Contemplation Contemplate the Resurrection of the Lord Jesus:

  1. How the stone on the tomb did not split, neither was the seal on it broken;
  2. How the All-powerful and meek Lord did not damage the tomb during His Resurrection, as the Virgin’s womb was not harmed in His birth.

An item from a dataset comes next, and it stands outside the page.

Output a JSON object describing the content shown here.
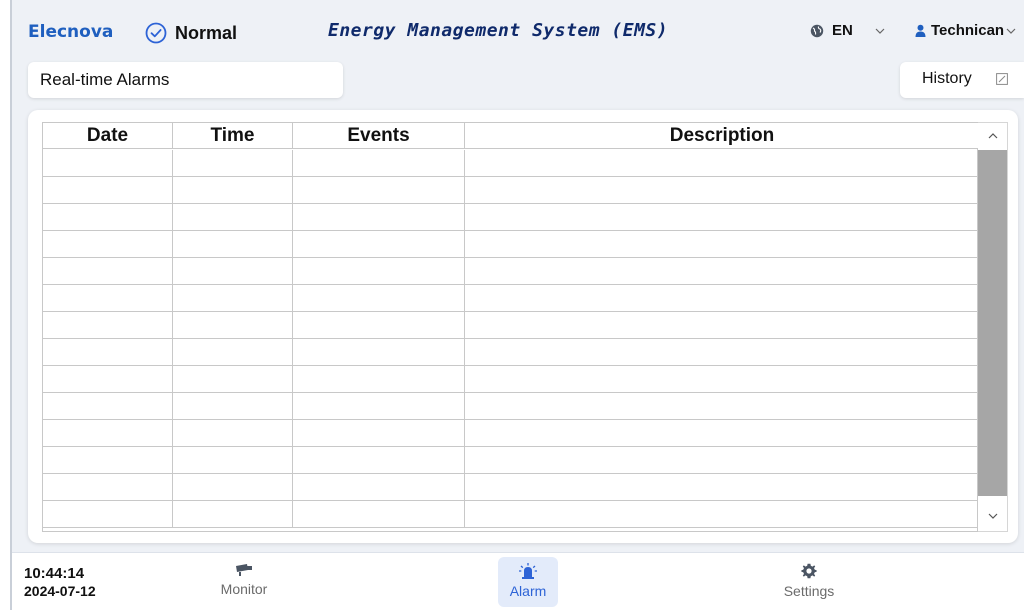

Homily on victory over the last enemy “The last enemy that shall be destroyed is death” (1 Corinthians 15:26). Man’s first enemy is the devil, the second is sin and the third is death. The Lord Jesus conquered all three of these enemies of the human race. By His humiliation He conquered the proud devil; by His death He conquered sin; and by His Resurrection He conquered death. In conquering all of our enemies, He invites us to be partakers in His glorious victory. It is not that we ourselves conquer, but that we are joined to the Victor. Only His power conquers, only His weapons vanquish. We are without power and weapons, but our enemies are frightful. With Him and alongside Him, we conquer those mightier than ourselves. What is the price He offers to us for His victory? A meager price, my brethren; for a very paltry price He offers us the most precious victory. To humble ourselves and to submit ourselves to the will of God–that is the price He seeks to conquer the devil for us. To die unto ourselves, to die to fleshly desires and passions–that is the price He seeks to conquer sin for us. To live for Him and not for ourselves, to receive Him into our hearts–that is the price He seeks to conquer death for us. He conquered all the enemies openly and completely, but this is the price for which He offers His victory to each of us. The Apostle Paul says: Thanks be to God, which giveth us the victory through our Lord Jesus Christ (1 Corinthians 15:57). O resurrected Lord, enlighten, strengthen and heal us by Thy victory. We who are grateful raise up to Thee glory and praise forever. Amen.